■ What is expected
Work through the records that follow and return each line containing the word "Ctrl".

■ Data
-----

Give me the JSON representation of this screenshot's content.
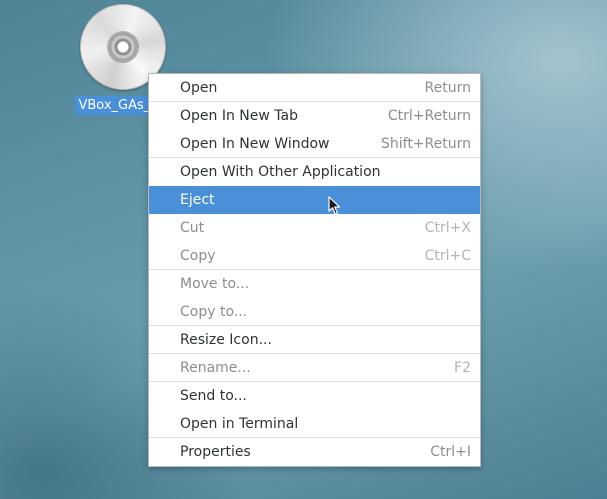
{
  "desktop": {
    "icon_label": "VBox_GAs_7"
  },
  "context_menu": {
    "items": [
      {
        "label": "Open",
        "accel": "Return",
        "enabled": true
      },
      {
        "label": "Open In New Tab",
        "accel": "Ctrl+Return",
        "enabled": true
      },
      {
        "label": "Open In New Window",
        "accel": "Shift+Return",
        "enabled": true
      },
      {
        "label": "Open With Other Application",
        "accel": "",
        "enabled": true
      },
      {
        "label": "Eject",
        "accel": "",
        "enabled": true,
        "highlighted": true
      },
      {
        "label": "Cut",
        "accel": "Ctrl+X",
        "enabled": false
      },
      {
        "label": "Copy",
        "accel": "Ctrl+C",
        "enabled": false
      },
      {
        "label": "Move to...",
        "accel": "",
        "enabled": false
      },
      {
        "label": "Copy to...",
        "accel": "",
        "enabled": false
      },
      {
        "label": "Resize Icon...",
        "accel": "",
        "enabled": true
      },
      {
        "label": "Rename...",
        "accel": "F2",
        "enabled": false
      },
      {
        "label": "Send to...",
        "accel": "",
        "enabled": true
      },
      {
        "label": "Open in Terminal",
        "accel": "",
        "enabled": true
      },
      {
        "label": "Properties",
        "accel": "Ctrl+I",
        "enabled": true
      }
    ]
  },
  "colors": {
    "selection": "#4a90d9",
    "menu_background": "#ffffff",
    "disabled_text": "#8b8e8f"
  },
  "icons": {
    "desktop_item": "optical-disc-icon",
    "pointer": "mouse-pointer-icon"
  }
}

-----

■ Result of this exercise
        "accel": "Ctrl+Return",
        "accel": "Ctrl+X",
        "accel": "Ctrl+C",
        "accel": "Ctrl+I",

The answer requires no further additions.